When I joined the digital rat race 5MP were, well, not enough, but looking at the photographs from back then they still please nonetheless. One might even say the more pixels we enjoy = the sloppier composition and framing get. Right, cropping is everyone’s darling. But talking reasonable print sizes (for Web and social media publishing it’s a no-brainer anyway) 12.2MP are completely adequate to what most photographers need.
Now Sony puts ISO 409,600 in our pockets. That’s just insane. Back then when pushing a roll of film from 400 to, at most, 1,600, no one would have ever thought that digital photography gives us a half a million ISO sensitivity… Right, some time down the road we’ll cross the ISO 1m threshold… We’ll see in the dark with perfect shadows and blacks.
Not there yet, but approaching, and whatever the fine print and specifications promise about this latest A7 sibling, Sony has to be applauded to once again think outside the box. Guess it wasn’t the technical challenge to put 4k into a small body that determined the pixel count. It was a conscious decision my world’s most innovative camera maker to present a daredevil full-framer that hits the nerve of many photographers and videographers.
Sony is going for the kill — now just imagine what the A9 will look like, expected to be launched around Photokina. Wild possibilities in unparalleled mobility. OK, there is no internal 4k, so the videographer loses some portability, but serious filmmaking never was a piece of cake in the first place regarding equipment, just to mention sound recording, and so forth. But hey you get super clean 1080/60p, no moiré, impressive high ISO, from a full-frame sensor…
Why the “low resolution” sensor? Readout speed. Fast enough that pixel binning is unnecessary, and even if it’s only in crop mode: 120 fps is possible. That’s still far better than previous full-frame video cameras. With far fewer pixel columns to read, this Sony sensor needs far fewer ADCs and therefore can get a much higher frequency readout.

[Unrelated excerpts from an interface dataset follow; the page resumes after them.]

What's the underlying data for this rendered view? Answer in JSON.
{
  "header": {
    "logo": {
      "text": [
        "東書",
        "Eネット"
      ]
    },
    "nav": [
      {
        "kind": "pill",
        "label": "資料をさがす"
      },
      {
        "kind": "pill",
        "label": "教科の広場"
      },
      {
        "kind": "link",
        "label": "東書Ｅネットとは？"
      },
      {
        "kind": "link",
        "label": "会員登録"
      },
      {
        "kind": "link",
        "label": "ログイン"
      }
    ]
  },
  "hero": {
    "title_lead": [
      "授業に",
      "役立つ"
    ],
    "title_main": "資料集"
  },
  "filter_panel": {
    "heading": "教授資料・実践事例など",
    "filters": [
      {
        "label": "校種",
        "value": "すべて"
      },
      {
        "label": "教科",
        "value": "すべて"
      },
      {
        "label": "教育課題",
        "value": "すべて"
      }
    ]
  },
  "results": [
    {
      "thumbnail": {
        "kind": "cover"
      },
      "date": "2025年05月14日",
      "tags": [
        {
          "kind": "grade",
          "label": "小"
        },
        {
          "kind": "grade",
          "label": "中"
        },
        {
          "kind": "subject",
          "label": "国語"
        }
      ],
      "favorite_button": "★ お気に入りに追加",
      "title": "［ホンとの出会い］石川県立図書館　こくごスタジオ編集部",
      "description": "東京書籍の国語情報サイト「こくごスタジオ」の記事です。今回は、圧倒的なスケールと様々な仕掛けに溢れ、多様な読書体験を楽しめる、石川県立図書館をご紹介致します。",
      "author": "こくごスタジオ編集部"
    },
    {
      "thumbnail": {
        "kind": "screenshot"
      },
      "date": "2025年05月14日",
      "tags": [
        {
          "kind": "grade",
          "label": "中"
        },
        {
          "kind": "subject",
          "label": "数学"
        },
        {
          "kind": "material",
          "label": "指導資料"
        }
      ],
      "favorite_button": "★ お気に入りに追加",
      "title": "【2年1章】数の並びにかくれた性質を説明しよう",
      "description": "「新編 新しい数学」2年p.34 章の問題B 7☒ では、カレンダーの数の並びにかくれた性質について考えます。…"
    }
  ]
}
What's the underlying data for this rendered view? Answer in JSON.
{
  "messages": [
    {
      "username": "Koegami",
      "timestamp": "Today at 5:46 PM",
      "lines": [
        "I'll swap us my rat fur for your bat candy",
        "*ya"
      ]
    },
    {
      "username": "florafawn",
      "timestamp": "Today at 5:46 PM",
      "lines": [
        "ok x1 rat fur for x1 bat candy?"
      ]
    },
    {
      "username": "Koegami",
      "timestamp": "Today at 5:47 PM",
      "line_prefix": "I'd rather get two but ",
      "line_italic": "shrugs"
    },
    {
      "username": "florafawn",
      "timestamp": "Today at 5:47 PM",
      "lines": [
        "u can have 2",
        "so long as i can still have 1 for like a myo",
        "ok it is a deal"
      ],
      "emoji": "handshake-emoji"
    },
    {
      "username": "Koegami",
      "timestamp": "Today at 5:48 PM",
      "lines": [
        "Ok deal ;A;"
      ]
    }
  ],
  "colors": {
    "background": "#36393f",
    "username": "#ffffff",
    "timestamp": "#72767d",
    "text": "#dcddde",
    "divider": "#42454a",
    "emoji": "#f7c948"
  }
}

Half-baked product, as some lament? Well in-body stabilization is still missing and the form factor might be not the best for videographers. The strategy, however, is genius. Big, perfect photosites rule. This camera sees in the dark. Maybe the Nikon Df has just been dethroned as the king of low light… Sony presses hard. Canon and Nikon can only dream of such innovation.
For more on the A7S and all the specs visit Sony.